◆ **The records**
- - - -

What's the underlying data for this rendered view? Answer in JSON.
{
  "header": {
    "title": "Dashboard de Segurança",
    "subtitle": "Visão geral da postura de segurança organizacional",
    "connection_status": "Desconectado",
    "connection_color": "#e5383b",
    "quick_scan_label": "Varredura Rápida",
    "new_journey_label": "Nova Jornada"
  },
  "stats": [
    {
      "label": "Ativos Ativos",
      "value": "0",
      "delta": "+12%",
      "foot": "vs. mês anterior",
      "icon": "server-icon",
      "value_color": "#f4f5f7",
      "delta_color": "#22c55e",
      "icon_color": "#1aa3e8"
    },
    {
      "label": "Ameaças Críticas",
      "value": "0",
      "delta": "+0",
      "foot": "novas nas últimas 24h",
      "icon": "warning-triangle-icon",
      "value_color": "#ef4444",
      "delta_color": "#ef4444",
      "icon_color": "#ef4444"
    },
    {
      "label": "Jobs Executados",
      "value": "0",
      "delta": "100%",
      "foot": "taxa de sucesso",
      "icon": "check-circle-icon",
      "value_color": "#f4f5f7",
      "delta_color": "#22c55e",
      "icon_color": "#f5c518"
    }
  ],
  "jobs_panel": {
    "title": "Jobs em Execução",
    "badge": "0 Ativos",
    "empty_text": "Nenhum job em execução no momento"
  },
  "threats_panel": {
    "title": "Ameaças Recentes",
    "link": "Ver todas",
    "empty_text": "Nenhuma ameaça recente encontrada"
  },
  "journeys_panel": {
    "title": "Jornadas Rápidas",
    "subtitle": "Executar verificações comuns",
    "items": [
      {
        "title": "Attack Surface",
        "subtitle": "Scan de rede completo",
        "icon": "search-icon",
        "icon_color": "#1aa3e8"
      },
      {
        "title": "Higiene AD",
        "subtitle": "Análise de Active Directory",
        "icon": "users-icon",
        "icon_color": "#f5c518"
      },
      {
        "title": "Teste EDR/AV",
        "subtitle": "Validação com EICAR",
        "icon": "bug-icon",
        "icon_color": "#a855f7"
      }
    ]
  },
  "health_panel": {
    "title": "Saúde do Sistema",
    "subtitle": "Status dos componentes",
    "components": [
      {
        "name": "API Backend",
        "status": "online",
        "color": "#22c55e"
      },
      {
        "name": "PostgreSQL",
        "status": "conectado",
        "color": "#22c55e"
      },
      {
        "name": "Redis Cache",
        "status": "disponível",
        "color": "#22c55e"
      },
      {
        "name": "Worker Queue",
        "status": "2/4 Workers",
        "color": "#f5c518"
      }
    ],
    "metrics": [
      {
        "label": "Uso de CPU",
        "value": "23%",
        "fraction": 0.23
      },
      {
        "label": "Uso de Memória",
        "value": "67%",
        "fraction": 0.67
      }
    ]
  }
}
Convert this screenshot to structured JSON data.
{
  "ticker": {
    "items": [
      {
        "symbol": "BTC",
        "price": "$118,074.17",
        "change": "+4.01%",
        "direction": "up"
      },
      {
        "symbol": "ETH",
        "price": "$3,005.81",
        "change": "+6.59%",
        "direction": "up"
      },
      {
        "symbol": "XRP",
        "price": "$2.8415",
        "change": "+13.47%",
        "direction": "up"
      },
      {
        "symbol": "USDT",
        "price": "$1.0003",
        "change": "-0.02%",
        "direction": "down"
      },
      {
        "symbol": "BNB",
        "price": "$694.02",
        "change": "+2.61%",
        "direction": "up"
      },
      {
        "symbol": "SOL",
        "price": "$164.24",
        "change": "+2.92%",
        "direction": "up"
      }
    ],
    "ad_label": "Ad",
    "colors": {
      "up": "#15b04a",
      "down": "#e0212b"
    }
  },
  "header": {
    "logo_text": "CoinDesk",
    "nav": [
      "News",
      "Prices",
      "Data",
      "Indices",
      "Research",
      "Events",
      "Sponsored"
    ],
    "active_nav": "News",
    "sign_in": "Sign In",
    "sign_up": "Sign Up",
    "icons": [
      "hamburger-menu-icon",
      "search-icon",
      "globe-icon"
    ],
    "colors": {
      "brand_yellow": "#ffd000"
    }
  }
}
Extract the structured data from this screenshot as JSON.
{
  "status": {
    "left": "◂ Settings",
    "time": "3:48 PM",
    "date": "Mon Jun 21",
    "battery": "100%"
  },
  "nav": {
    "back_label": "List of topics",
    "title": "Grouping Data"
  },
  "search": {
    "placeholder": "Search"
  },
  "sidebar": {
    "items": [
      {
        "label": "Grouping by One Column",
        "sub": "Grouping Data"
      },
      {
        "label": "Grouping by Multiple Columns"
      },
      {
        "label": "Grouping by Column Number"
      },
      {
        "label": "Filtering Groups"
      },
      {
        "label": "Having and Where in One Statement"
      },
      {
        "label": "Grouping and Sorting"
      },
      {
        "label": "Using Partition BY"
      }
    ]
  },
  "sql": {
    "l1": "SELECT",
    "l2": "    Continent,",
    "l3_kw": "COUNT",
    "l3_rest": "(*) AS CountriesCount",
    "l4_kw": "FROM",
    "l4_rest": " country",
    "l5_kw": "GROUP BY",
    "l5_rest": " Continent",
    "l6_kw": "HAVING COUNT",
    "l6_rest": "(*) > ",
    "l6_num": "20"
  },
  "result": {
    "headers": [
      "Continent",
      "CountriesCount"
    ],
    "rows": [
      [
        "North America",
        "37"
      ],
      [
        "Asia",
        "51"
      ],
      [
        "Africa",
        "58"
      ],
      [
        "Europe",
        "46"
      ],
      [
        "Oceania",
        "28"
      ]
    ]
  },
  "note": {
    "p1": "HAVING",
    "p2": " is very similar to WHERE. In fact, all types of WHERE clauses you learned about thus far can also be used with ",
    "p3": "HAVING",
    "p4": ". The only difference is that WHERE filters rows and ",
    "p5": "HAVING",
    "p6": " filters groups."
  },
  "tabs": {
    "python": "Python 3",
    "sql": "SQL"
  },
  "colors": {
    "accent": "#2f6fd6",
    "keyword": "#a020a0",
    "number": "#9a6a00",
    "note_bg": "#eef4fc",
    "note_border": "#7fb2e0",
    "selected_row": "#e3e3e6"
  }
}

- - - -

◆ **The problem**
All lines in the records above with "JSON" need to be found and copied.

◆ **Response to this exercise**
What's the underlying data for this rendered view? Answer in JSON.
Convert this screenshot to structured JSON data.
Extract the structured data from this screenshot as JSON.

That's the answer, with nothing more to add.